A groundbreaking history of how Jewish women maintained their identity and influenced social activism as they wrote themselves into American history.
What does it mean to be a Jewish woman in America? In a gripping historical narrative, Pamela S. Nadell weaves together the stories of a diverse group of extraordinary people—from the colonial-era matriarch Grace Nathan and her great-granddaughter, poet Emma Lazarus, to labor organizer Bessie Hillman and the great justice Ruth Bader Ginsburg, to scores of other activists, workers, wives, and mothers who helped carve out a Jewish American identity.
The twin threads binding these women together, she argues, are a strong sense of self and a resolute commitment to making the world a better place. Nadell recounts how Jewish women have been at the forefront of causes for centuries, fighting for suffrage, trade unions, civil rights, and feminism, and hoisting banners for Jewish rights around the world. Informed by shared values of America's founding and Jewish identity, these women's lives have left deep footprints in the history of the nation they call home.

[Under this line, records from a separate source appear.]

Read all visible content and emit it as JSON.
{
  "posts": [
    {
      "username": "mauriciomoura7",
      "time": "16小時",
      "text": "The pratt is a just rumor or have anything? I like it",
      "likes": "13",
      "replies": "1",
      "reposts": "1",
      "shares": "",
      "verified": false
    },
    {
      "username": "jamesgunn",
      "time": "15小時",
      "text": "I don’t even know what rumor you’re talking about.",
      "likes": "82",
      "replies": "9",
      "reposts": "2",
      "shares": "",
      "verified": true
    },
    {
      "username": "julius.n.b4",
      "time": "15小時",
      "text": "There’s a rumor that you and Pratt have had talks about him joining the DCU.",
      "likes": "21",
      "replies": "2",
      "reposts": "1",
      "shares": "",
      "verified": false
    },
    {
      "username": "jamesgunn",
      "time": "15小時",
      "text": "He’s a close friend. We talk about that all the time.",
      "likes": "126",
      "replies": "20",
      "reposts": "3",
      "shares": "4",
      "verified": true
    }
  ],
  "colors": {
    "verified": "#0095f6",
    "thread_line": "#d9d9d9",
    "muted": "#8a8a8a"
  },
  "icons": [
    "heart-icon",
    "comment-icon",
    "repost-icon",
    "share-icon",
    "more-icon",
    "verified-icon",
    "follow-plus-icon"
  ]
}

Suzanne Toren is an actor who has appeared on and off Broadway, in regional theaters, and occasionally on TV. Over a period of several decades, she has narrated close to 1000 audiobooks for most major publishers. She has received multiple Audie nominations and many industry awards, including Narrator of the Year and Best Voices of the Year. Making beautifully crafted writing come alive is her passion; she is honored and thrilled to have been able to earn a living doing it.